Each line in the entries below that holds the word "gptid" belongs in the answer.

========

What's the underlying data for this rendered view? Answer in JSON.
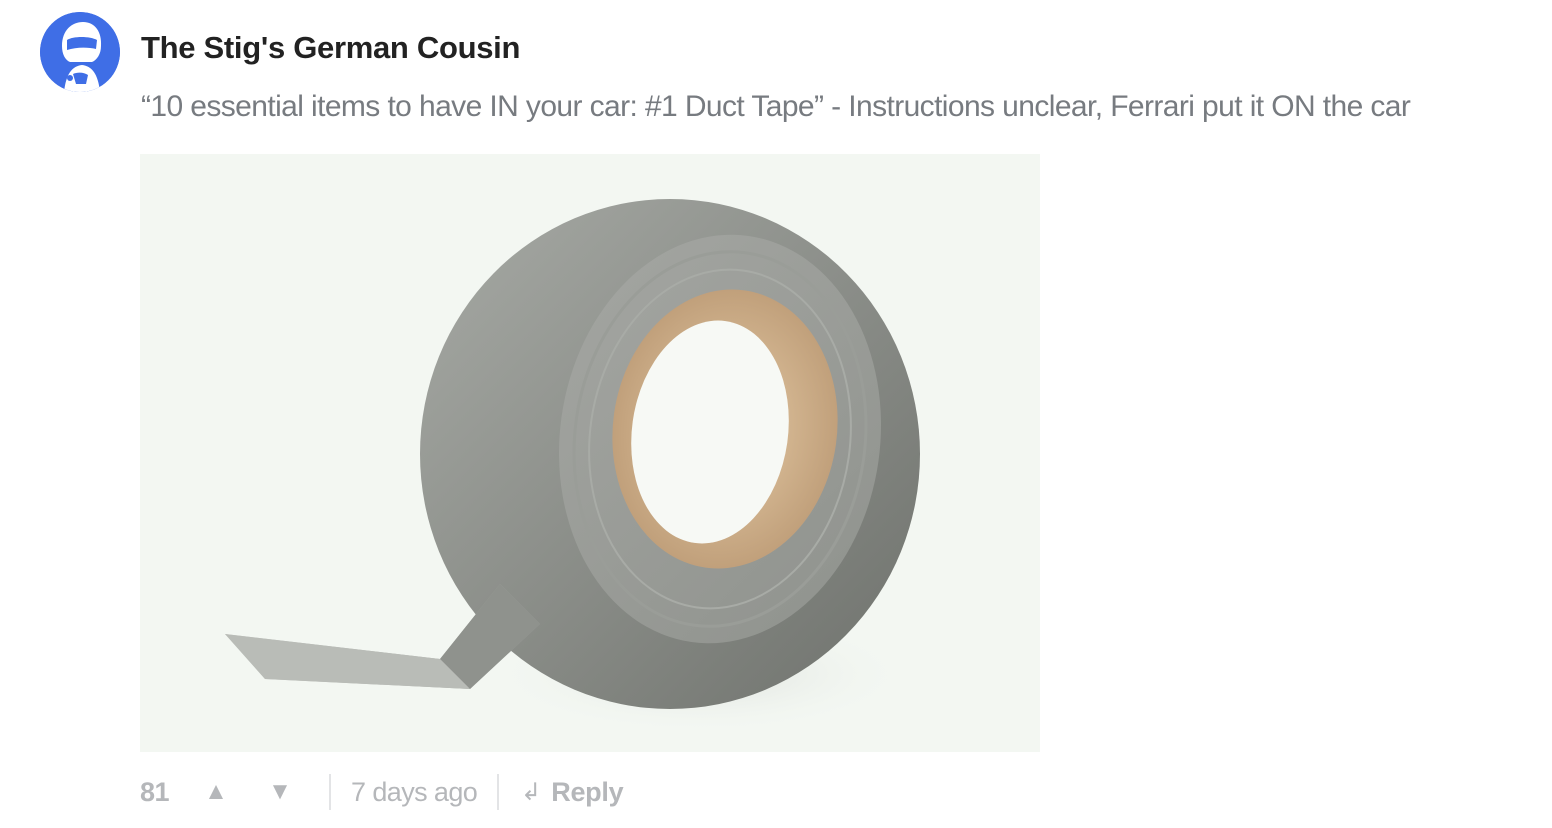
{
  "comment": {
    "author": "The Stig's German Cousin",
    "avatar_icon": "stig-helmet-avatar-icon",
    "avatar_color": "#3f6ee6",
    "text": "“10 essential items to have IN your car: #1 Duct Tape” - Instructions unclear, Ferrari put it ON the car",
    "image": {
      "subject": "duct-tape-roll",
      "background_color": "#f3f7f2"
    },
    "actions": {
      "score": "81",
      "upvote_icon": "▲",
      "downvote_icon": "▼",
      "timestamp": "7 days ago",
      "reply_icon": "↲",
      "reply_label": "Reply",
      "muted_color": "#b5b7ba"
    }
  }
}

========

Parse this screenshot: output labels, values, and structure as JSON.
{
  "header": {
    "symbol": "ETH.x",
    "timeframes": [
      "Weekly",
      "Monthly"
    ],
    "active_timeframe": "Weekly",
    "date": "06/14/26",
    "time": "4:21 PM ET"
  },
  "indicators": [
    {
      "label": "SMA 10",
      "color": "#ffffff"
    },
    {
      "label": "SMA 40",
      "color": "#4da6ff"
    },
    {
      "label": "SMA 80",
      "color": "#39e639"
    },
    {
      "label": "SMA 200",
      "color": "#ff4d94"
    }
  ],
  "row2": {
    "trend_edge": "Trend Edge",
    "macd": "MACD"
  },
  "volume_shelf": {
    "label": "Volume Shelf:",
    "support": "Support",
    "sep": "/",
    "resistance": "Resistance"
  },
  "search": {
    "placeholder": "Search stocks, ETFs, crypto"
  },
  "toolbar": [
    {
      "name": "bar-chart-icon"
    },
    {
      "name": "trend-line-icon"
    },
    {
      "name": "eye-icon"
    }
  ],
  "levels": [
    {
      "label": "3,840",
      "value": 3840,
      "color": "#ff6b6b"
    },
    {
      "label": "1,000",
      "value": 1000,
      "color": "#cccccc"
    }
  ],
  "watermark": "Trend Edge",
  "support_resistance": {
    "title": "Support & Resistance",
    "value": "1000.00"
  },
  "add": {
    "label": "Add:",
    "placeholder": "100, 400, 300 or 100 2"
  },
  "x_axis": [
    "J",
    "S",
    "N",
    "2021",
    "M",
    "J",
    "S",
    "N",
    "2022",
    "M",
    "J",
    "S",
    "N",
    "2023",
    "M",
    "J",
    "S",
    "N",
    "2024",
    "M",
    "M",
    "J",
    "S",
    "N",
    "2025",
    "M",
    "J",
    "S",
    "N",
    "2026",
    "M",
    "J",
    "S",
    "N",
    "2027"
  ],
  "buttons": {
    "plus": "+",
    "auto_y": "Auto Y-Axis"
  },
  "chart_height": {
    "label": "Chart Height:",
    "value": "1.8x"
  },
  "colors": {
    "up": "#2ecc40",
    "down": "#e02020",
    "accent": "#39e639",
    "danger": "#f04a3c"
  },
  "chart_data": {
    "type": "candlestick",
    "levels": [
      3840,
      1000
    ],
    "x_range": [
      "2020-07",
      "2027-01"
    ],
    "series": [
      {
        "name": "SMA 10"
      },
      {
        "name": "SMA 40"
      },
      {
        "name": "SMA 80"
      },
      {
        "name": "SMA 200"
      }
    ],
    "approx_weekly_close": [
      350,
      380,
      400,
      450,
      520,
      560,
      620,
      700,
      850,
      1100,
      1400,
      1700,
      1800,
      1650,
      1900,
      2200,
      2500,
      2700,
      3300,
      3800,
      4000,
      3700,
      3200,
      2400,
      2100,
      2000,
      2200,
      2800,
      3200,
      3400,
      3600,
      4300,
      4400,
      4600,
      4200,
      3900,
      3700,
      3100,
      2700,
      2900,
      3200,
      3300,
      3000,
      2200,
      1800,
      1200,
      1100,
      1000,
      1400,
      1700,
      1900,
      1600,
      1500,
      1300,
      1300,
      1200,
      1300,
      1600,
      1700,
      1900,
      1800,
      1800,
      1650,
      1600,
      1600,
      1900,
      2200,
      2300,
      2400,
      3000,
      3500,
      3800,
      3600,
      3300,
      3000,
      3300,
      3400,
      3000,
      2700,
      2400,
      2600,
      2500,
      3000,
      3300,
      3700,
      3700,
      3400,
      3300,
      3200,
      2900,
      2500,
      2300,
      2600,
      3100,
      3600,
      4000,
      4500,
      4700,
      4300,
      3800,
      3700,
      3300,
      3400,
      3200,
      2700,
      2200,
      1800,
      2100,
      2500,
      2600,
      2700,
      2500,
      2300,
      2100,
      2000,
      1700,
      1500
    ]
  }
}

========

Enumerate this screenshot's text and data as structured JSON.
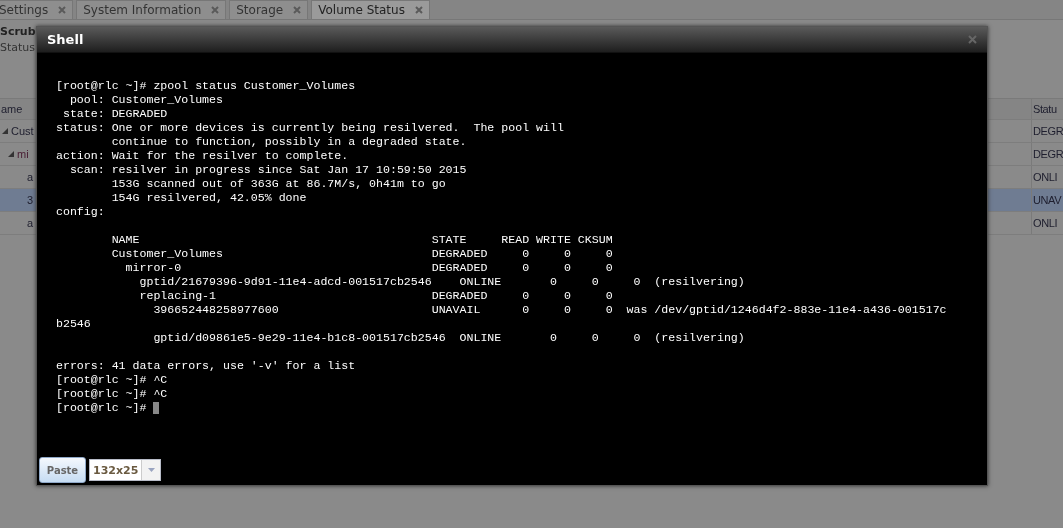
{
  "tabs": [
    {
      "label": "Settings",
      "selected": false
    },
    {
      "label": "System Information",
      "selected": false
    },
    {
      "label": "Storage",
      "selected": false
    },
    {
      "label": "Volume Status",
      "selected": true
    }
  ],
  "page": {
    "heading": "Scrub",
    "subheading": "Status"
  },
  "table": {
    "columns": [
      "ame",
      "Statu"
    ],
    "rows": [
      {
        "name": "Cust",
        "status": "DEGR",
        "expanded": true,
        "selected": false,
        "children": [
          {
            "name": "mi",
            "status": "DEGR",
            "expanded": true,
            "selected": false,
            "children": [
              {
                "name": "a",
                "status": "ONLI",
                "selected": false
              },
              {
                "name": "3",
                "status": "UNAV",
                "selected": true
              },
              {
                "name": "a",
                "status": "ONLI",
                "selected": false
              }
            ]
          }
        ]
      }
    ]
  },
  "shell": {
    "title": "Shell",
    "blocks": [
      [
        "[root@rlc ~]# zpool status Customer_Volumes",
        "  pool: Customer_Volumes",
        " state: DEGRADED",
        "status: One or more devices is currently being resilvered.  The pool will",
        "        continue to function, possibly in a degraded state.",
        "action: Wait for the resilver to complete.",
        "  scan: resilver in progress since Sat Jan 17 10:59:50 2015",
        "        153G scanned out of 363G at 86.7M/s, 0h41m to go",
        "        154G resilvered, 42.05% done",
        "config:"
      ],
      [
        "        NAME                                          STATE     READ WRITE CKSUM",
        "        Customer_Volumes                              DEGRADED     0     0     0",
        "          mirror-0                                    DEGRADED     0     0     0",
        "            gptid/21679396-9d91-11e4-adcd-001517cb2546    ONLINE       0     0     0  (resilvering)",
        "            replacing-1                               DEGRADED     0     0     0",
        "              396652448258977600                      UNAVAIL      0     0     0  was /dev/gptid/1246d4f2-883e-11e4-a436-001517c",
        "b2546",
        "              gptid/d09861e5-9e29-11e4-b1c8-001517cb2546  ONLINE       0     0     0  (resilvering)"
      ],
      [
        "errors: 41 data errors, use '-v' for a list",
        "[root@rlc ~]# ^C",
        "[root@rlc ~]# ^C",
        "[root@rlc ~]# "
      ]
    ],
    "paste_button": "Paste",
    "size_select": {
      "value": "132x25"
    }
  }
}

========

- **Solution to this task**
        "            gptid/21679396-9d91-11e4-adcd-001517cb2546    ONLINE       0     0     0  (resilvering)",
        "              396652448258977600                      UNAVAIL      0     0     0  was /dev/gptid/1246d4f2-883e-11e4-a436-001517c",
        "              gptid/d09861e5-9e29-11e4-b1c8-001517cb2546  ONLINE       0     0     0  (resilvering)"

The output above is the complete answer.